|5||*||XFP Revision 4.5-Review Revision-Copyright 2002-2005 by XFP Promoters-See Copyright notice for restrictions, Aug. 31, 2005 (attached front page and pp. 16-17 of the document).|
|6||*||XFP Revision 4.5—Review Revision—Copyright 2002-2005 by XFP Promoters—See Copyright notice for restrictions, Aug. 31, 2005 (attached front page and pp. 16-17 of the document).|
|U.S. Classification||398/197, 398/90, 398/183, 398/136, 398/195, 372/34, 372/36, 398/182, 372/32, 398/93, 398/89, 372/38.02, 398/196, 398/92|

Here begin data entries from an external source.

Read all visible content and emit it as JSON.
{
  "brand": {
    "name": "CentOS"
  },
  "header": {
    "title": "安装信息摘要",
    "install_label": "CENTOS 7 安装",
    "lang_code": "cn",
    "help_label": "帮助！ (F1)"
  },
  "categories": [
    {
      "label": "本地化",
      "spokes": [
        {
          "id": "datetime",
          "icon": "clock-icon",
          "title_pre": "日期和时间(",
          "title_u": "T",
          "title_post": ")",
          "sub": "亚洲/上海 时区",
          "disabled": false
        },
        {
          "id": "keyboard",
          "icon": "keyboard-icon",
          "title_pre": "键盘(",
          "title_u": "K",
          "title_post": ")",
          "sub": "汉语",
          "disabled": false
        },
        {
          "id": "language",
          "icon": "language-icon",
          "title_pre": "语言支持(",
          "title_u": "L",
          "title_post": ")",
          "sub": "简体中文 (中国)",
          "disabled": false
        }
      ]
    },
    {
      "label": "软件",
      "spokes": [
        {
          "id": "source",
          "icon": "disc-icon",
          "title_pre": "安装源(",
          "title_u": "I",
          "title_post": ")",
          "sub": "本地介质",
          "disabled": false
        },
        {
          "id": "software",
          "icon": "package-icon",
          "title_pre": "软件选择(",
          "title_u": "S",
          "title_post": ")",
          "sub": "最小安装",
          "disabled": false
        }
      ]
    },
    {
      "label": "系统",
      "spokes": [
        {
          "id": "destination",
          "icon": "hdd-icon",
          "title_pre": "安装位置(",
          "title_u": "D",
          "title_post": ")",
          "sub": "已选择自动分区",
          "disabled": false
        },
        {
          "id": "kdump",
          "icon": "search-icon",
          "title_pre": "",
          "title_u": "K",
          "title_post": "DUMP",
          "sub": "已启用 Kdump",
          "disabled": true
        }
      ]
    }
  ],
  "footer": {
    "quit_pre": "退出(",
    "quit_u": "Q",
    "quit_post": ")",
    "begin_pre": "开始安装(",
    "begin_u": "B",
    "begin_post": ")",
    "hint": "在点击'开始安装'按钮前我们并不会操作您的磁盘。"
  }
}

|Cooperative Classification||H04B10/572, H01S5/06808, H01S5/0612, H01S5/02415|
|European Classification||H01S5/024A2, H04B10/572|
|Sep 8, 2008||AS||Assignment|
Owner name: INTEL CORPORATION, CALIFORNIA
Free format text: ASSIGNMENT OF ASSIGNORS INTEREST;ASSIGNORS:SCHULZ, CRAIG;CHEN, CHIHHAO;HUI, DAVID;REEL/FRAME:021495/0465;SIGNING DATES FROM 20061208 TO 20061212
Owner name: INTEL CORPORATION, CALIFORNIA
Free format text: ASSIGNMENT OF ASSIGNORS INTEREST;ASSIGNORS:SCHULZ, CRAIG;CHEN, CHIHHAO;HUI, DAVID;SIGNING DATES FROM 20061208 TO 20061212;REEL/FRAME:021495/0465
|Mar 20, 2014||FPAY||Fee payment|
Year of fee payment: 4